In the diagnostic setting, the probability that a particular disease is present can be used, for example, to inform the referral of patients for further testing, initiate treatment directly, or reassure patients that a serious cause for their symptoms is unlikely.

In the prognostic setting, predictions can be used for planning lifestyle or therapeutic decisions based on the risk for developing a particular outcome or state of health within a specific period (Steyerberg, 2009; Moons The nature of the prediction in diagnosis is estimating the probability that a specific outcome or disease is present (or absent) within an individual, at this point in time—that is, the moment of prediction (T=0).

These and other reviews provide a clear picture that, across different disease areas and different journals, there is a generally poor level of reporting of prediction model studies (Laupacis , 2014).

Furthermore, these reviews have shown that serious deficiencies in the statistical methods, use of small data sets, inappropriate handling of missing data, and lack of validation are common (Laupacis , 2014).

Doctors naturally integrate several patient characteristics and symptoms (predictors, test results) to make a prediction (see Box B for differences in common terminology between diagnostic and prognostic studies). Prediction models (also commonly called ‘prognostic models,' ‘risk scores,' or ‘prediction rules' (Steyerberg ).

Model development studies aim to derive a prediction model by selecting the relevant predictors and combining them statistically into a multivariable model.

Collins (2011) evaluated the methodological conduct and reporting of 39 reports published before May 2011 describing the development of models to predict prevalent or incident type 2 diabetes.
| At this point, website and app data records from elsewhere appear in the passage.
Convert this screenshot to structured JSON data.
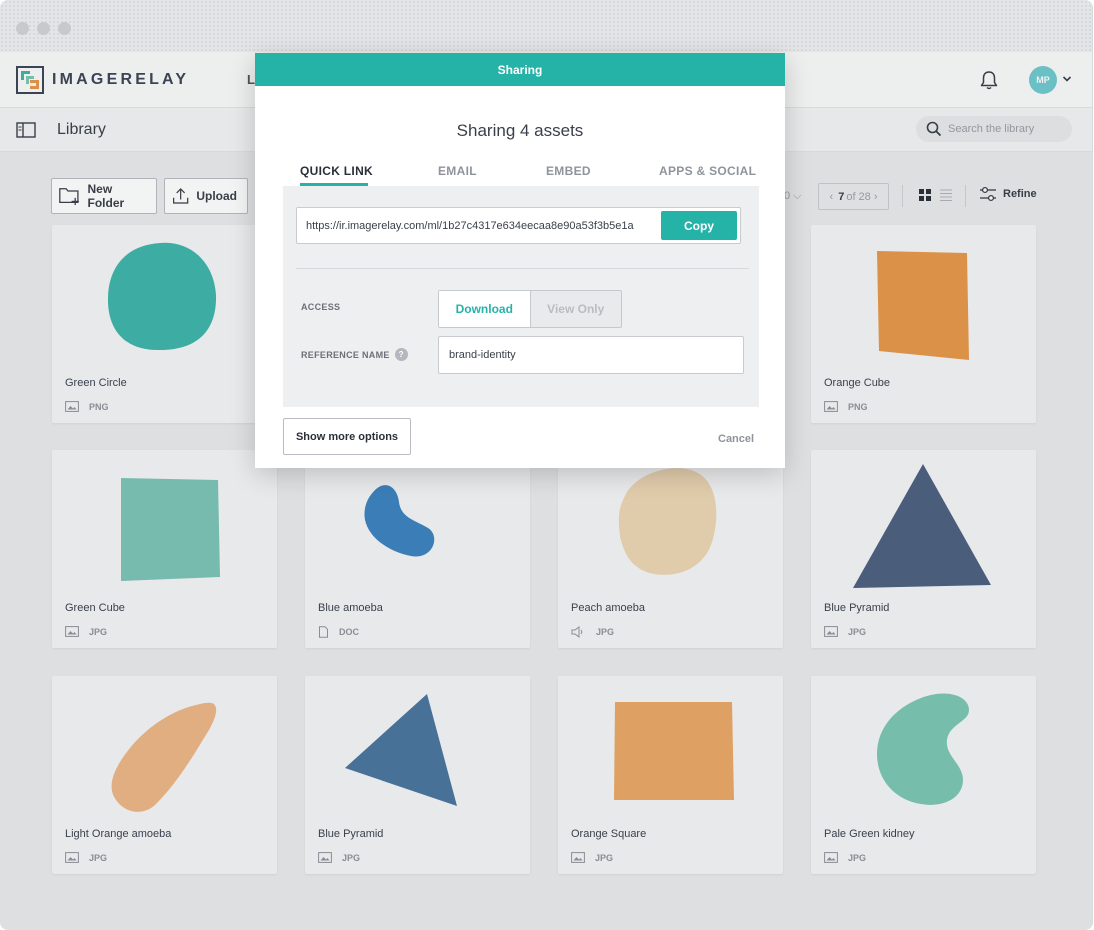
{
  "app": {
    "logo_text": "IMAGERELAY",
    "nav_partial_letter": "L",
    "user_initials": "MP",
    "icons": [
      "bell-icon",
      "chevron-down-icon",
      "library-panel-icon",
      "search-icon"
    ]
  },
  "subbar": {
    "title": "Library",
    "search_placeholder": "Search the library"
  },
  "toolbar": {
    "new_folder_label": "New Folder",
    "upload_label": "Upload",
    "hidden_fragment": "0",
    "pager_prefix": "‹",
    "pager_current": "7",
    "pager_of": "of 28",
    "pager_suffix": "›",
    "refine_label": "Refine"
  },
  "assets": [
    {
      "name": "Green Circle",
      "type": "PNG",
      "type_icon": "image-icon",
      "color": "#3fb5aa",
      "shape": "blob-circle"
    },
    {
      "name": "",
      "type": "",
      "type_icon": "",
      "color": "",
      "shape": "hidden"
    },
    {
      "name": "",
      "type": "",
      "type_icon": "",
      "color": "",
      "shape": "hidden"
    },
    {
      "name": "Orange Cube",
      "type": "PNG",
      "type_icon": "image-icon",
      "color": "#e8974a",
      "shape": "quad"
    },
    {
      "name": "Green Cube",
      "type": "JPG",
      "type_icon": "image-icon",
      "color": "#7cc4b5",
      "shape": "quad"
    },
    {
      "name": "Blue amoeba",
      "type": "DOC",
      "type_icon": "doc-icon",
      "color": "#3d82bf",
      "shape": "amoeba"
    },
    {
      "name": "Peach amoeba",
      "type": "JPG",
      "type_icon": "audio-icon",
      "color": "#ecd5b3",
      "shape": "peach-blob"
    },
    {
      "name": "Blue Pyramid",
      "type": "JPG",
      "type_icon": "image-icon",
      "color": "#4d6180",
      "shape": "triangle"
    },
    {
      "name": "Light Orange amoeba",
      "type": "JPG",
      "type_icon": "image-icon",
      "color": "#edb687",
      "shape": "leaf"
    },
    {
      "name": "Blue Pyramid",
      "type": "JPG",
      "type_icon": "image-icon",
      "color": "#4b759e",
      "shape": "triangle-tilt"
    },
    {
      "name": "Orange Square",
      "type": "JPG",
      "type_icon": "image-icon",
      "color": "#eaa866",
      "shape": "square"
    },
    {
      "name": "Pale Green kidney",
      "type": "JPG",
      "type_icon": "image-icon",
      "color": "#7dc6b3",
      "shape": "kidney"
    }
  ],
  "modal": {
    "header": "Sharing",
    "title": "Sharing 4 assets",
    "tabs": [
      "QUICK LINK",
      "EMAIL",
      "EMBED",
      "APPS & SOCIAL"
    ],
    "active_tab": "QUICK LINK",
    "link_url": "https://ir.imagerelay.com/ml/1b27c4317e634eecaa8e90a53f3b5e1a",
    "copy_label": "Copy",
    "access_label": "ACCESS",
    "access_options": [
      "Download",
      "View Only"
    ],
    "access_selected": "Download",
    "reference_label": "REFERENCE NAME",
    "help_symbol": "?",
    "reference_value": "brand-identity",
    "more_options_label": "Show more options",
    "cancel_label": "Cancel",
    "accent_color": "#25b3a8"
  }
}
The list was refined during several meetings of the steering group and in e-mail discussions with the wider group of TRIPOD contributors.The resulting TRIPOD Statement is a checklist of 22 items, deemed essential for transparent reporting of a prediction model study.To aid the editorial process and readers of prediction model studies, it is recommended that authors include a completed checklist in their submission (also available at
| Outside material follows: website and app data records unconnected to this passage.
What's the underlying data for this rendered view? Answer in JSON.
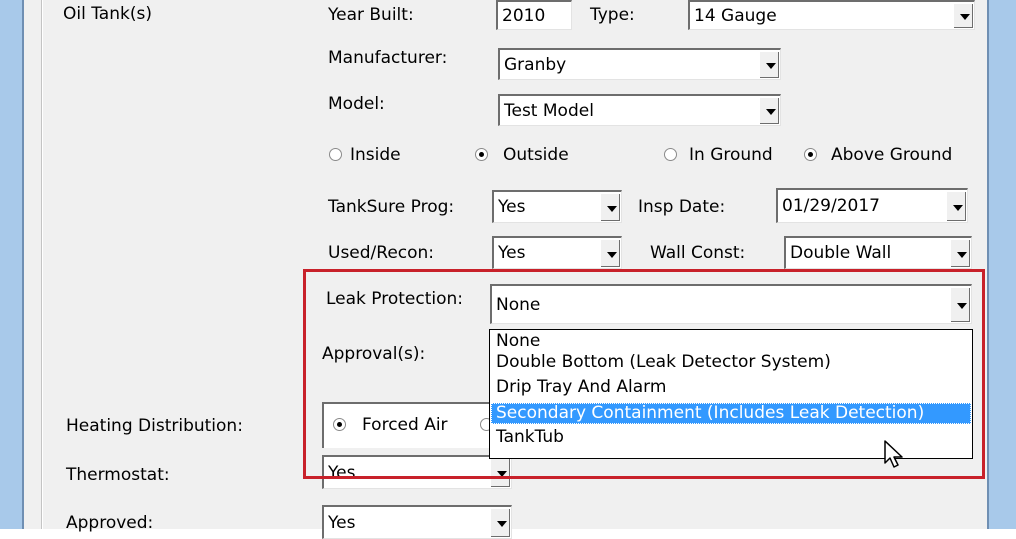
{
  "labels": {
    "oil_tanks": "Oil Tank(s)",
    "year_built": "Year Built:",
    "type": "Type:",
    "manufacturer": "Manufacturer:",
    "model": "Model:",
    "tanksure": "TankSure Prog:",
    "insp_date": "Insp Date:",
    "used_recon": "Used/Recon:",
    "wall_const": "Wall Const:",
    "leak_protection": "Leak Protection:",
    "approvals": "Approval(s):",
    "heating_distribution": "Heating Distribution:",
    "thermostat": "Thermostat:",
    "approved": "Approved:"
  },
  "values": {
    "year_built": "2010",
    "type": "14 Gauge",
    "manufacturer": "Granby",
    "model": "Test Model",
    "tanksure": "Yes",
    "insp_date": "01/29/2017",
    "used_recon": "Yes",
    "wall_const": "Double Wall",
    "leak_protection": "None",
    "thermostat": "Yes",
    "approved": "Yes"
  },
  "radios": {
    "inside": "Inside",
    "outside": "Outside",
    "in_ground": "In Ground",
    "above_ground": "Above Ground",
    "forced_air": "Forced Air"
  },
  "leak_protection_options": [
    "None",
    "Double Bottom (Leak Detector System)",
    "Drip Tray And Alarm",
    "Secondary Containment (Includes Leak Detection)",
    "TankTub"
  ],
  "selected_option_index": 3,
  "colors": {
    "highlight_border": "#c8212a",
    "selection": "#3399ff",
    "window_frame": "#a8c9ea"
  }
}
In medicine, patients with their care providers are confronted with making numerous decisions on the basis of an estimated risk or probability that a specific disease or condition is present (diagnostic setting) or a specific event will occur in the future (prognostic setting) (Box A).

This article describes how the TRIPOD Statement was developed.